**WHAT YOU HAVE TO DO:**
Pull out every line in the data that has the string "this" in it.

(Beginning of DATA LISTING)

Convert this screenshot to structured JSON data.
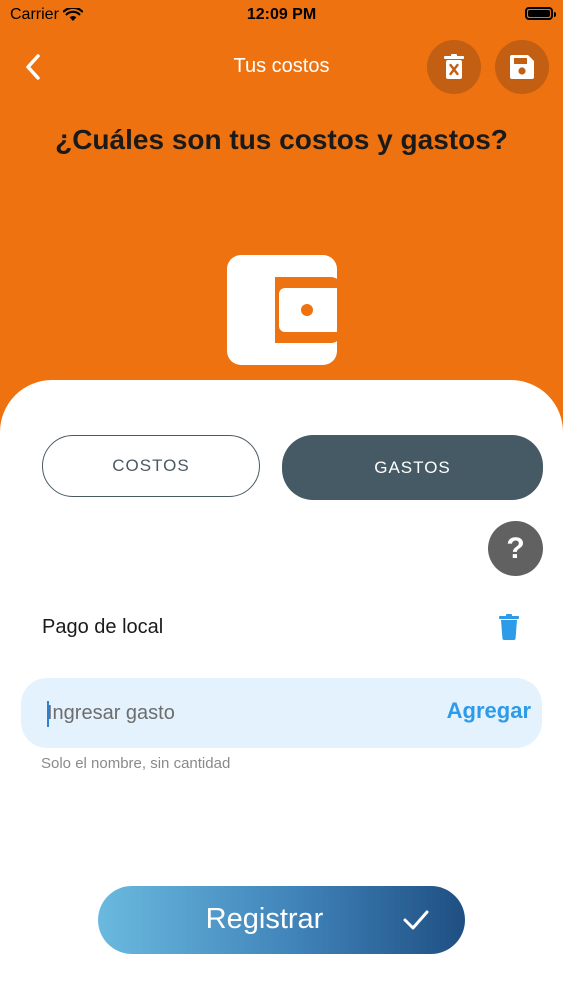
{
  "status_bar": {
    "carrier": "Carrier",
    "time": "12:09 PM"
  },
  "nav": {
    "title": "Tus costos"
  },
  "header": {
    "question": "¿Cuáles son tus costos y gastos?"
  },
  "tabs": [
    {
      "label": "COSTOS",
      "selected": false
    },
    {
      "label": "GASTOS",
      "selected": true
    }
  ],
  "help": {
    "label": "?"
  },
  "items": [
    {
      "label": "Pago de local"
    }
  ],
  "input": {
    "value": "",
    "placeholder": "Ingresar gasto",
    "add_label": "Agregar",
    "hint": "Solo el nombre, sin cantidad"
  },
  "register": {
    "label": "Registrar"
  },
  "colors": {
    "primary_orange": "#EE720F",
    "dark_orange": "#C25F13",
    "tab_selected": "#455A64",
    "accent_blue": "#2E9BE8",
    "input_bg": "#E4F2FD"
  },
  "icons": {
    "back": "chevron-left-icon",
    "delete_all": "trash-x-icon",
    "save": "floppy-disk-icon",
    "wallet": "wallet-icon",
    "item_delete": "trash-icon",
    "register": "checkmark-icon"
  }
}
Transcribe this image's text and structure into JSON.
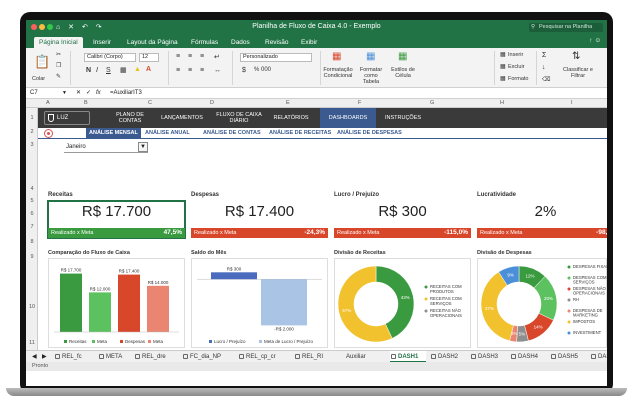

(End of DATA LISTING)

**RESPONSE AREA:**
Convert this screenshot to structured JSON data.
Transcribe this image's text and structure into JSON.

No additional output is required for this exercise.